Poking our heads out from under the audience-covering skirts of the disapproving Mrs. Marks (played by Lorraine Creed, Valerie Moore and Ann O ‘Neill seated on stools above us) we witness a minimalist ballet originating with Irish Sign Language. As in any performance, understanding more of the context (such as the womens’ ISL taught to strictly segregated groups in the 1930s) would no doubt add to its depth, but this reviewer remained fascinated with the variety and eloquence of expression in the delicacy of hand movement, shapes created by fingers, faces and arms, the violence or gentleness of gesture, and the flavors added to unison or separate sequences performed by each individual “Annie”, also planted in the audience space: Paula Clarke, Alvean Jones, Breda O’Grady, Lianne Quigley and Coogan herself. Their placement within the audience, connected to us by the gauze skirts so that movement somewhere brought ripples everywhere, emphasizes the ways in which deaf culture is both within and separate from hearing culture. Likewise the layers of multimedia reference this sometimes invisible intermixing. Screen projections include the writing and unwriting of Padraic Collum’s poem A Drover, a sound score based on Beethoven by Áine Fay rumbles through the space, an enunciated duet sonically fades into Paula Clarke’s breathily performed solo while triumphant backlighting silhouettes her like an opera star.

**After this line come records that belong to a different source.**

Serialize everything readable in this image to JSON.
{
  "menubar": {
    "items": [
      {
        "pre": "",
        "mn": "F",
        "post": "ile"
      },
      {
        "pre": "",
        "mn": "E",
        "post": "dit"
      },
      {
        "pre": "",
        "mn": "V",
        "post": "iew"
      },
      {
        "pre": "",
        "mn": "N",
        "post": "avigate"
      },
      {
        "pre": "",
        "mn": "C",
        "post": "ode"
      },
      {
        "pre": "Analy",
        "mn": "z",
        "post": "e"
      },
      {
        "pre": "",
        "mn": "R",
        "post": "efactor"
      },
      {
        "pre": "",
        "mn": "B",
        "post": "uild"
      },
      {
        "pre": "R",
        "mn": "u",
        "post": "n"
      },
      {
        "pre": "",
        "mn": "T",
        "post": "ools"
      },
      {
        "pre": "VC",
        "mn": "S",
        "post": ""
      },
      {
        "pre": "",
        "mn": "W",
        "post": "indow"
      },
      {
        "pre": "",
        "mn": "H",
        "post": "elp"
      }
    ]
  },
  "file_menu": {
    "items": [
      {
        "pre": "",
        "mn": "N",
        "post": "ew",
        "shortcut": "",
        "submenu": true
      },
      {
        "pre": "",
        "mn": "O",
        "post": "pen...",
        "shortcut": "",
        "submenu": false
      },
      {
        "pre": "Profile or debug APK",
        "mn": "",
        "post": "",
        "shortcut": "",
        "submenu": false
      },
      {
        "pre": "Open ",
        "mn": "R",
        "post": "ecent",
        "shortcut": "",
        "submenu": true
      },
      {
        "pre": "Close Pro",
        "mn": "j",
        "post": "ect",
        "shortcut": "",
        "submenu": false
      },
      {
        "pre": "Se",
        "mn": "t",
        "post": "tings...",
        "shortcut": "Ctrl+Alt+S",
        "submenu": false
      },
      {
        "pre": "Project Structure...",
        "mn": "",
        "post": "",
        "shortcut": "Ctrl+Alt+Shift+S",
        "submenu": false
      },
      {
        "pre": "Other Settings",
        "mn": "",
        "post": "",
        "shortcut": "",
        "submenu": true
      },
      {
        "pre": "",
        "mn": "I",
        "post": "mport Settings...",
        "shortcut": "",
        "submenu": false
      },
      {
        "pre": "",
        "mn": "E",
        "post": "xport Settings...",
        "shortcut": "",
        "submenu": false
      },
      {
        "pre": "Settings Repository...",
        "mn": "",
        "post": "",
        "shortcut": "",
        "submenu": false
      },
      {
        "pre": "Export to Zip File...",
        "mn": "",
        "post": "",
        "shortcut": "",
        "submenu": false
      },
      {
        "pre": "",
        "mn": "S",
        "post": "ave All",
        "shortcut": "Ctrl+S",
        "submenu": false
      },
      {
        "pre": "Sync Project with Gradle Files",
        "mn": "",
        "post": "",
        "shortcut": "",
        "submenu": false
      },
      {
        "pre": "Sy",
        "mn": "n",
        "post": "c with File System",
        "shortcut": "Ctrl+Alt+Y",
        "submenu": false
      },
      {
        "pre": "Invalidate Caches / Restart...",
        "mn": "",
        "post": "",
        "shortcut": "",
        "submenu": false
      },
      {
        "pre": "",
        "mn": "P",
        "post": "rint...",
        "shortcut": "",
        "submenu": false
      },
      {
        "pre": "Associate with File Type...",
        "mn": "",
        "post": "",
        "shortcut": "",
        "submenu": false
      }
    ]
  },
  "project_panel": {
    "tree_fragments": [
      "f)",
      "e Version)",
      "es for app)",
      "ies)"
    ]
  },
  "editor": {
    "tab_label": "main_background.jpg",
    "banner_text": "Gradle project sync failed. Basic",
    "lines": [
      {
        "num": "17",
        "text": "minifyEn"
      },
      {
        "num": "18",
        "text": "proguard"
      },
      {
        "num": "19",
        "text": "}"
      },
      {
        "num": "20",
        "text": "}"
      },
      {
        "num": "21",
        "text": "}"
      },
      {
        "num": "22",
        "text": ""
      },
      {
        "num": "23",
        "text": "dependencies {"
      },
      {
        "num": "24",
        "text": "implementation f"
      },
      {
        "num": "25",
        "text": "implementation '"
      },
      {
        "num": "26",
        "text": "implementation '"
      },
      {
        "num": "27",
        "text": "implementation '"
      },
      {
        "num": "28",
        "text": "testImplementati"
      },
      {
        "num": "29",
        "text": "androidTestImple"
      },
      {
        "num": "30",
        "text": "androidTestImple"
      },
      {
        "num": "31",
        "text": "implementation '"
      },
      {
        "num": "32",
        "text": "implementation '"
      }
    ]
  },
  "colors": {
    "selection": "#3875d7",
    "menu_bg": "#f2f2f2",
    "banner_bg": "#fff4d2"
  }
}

The performance also points to the ongoing repression of deaf culture. Clarke’s beautiful solo is broken by hairbrushes wielded to encumber her, and the final projection – of a protest in support of state recognition of the still-unrecognised Irish Sign Language – leaves us in no doubt that this text “on the body” (Coogan) is still underappreciated.
Runs until 23 September 2017 | Image: Contributed